### What is required
All lines from the one containing "Serialize everything readable" through the final line of the material below must appear exactly as they are, with nothing else.

Segment Start: Listed entries

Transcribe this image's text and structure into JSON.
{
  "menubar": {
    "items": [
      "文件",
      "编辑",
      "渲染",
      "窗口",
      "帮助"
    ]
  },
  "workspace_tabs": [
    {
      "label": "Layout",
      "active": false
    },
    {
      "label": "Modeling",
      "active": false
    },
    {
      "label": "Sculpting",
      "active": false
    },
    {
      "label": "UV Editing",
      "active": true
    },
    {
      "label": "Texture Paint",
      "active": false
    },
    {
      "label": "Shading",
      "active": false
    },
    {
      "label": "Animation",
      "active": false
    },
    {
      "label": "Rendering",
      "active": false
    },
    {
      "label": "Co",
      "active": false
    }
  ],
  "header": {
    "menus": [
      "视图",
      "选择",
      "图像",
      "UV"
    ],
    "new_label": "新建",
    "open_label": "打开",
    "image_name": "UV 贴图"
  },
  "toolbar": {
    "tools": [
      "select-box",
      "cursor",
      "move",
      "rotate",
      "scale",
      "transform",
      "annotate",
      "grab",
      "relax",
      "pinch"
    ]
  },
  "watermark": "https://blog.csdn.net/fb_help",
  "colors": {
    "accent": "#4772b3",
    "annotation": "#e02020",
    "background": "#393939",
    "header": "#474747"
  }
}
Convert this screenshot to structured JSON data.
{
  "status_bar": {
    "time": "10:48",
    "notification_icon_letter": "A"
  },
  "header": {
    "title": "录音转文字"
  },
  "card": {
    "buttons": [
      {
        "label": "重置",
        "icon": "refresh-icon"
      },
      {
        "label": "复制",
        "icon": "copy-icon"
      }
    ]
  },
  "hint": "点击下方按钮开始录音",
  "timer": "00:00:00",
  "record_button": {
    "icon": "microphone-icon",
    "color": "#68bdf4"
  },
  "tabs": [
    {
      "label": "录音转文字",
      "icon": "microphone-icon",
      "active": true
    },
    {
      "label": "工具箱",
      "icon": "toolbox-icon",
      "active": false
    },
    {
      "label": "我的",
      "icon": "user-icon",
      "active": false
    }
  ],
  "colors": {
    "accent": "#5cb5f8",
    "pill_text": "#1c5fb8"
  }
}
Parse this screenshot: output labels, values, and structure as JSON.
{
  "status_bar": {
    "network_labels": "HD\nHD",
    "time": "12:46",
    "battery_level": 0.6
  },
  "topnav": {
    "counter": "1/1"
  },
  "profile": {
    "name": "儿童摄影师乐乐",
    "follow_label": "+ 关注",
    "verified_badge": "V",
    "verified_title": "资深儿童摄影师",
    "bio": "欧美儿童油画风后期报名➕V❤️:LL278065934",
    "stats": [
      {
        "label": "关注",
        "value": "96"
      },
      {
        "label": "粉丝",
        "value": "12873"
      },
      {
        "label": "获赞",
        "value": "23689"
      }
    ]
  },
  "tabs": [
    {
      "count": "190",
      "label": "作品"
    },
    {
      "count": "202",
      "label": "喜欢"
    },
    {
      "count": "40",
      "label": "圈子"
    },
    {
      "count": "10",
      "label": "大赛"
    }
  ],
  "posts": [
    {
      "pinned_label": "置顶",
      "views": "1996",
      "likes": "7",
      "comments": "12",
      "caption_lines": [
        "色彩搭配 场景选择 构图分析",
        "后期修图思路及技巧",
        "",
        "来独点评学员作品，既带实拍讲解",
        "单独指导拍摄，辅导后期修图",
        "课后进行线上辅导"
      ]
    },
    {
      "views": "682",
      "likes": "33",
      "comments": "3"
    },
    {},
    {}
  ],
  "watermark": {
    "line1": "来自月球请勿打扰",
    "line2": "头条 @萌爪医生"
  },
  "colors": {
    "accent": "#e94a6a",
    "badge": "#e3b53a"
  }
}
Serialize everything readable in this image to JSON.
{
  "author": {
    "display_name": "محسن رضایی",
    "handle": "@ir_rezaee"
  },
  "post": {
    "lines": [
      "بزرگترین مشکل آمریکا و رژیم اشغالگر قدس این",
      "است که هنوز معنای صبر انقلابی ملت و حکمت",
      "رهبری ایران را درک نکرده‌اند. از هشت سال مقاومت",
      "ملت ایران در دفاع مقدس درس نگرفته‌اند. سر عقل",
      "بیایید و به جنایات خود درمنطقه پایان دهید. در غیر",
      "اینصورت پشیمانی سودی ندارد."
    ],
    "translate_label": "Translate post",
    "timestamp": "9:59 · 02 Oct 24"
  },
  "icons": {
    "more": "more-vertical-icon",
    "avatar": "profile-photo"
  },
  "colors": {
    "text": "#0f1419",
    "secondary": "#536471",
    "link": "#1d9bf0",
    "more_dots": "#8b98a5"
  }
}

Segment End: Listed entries

### Solved problem
Serialize everything readable in this image to JSON.
{
  "author": {
    "display_name": "محسن رضایی",
    "handle": "@ir_rezaee"
  },
  "post": {
    "lines": [
      "بزرگترین مشکل آمریکا و رژیم اشغالگر قدس این",
      "است که هنوز معنای صبر انقلابی ملت و حکمت",
      "رهبری ایران را درک نکرده‌اند. از هشت سال مقاومت",
      "ملت ایران در دفاع مقدس درس نگرفته‌اند. سر عقل",
      "بیایید و به جنایات خود درمنطقه پایان دهید. در غیر",
      "اینصورت پشیمانی سودی ندارد."
    ],
    "translate_label": "Translate post",
    "timestamp": "9:59 · 02 Oct 24"
  },
  "icons": {
    "more": "more-vertical-icon",
    "avatar": "profile-photo"
  },
  "colors": {
    "text": "#0f1419",
    "secondary": "#536471",
    "link": "#1d9bf0",
    "more_dots": "#8b98a5"
  }
}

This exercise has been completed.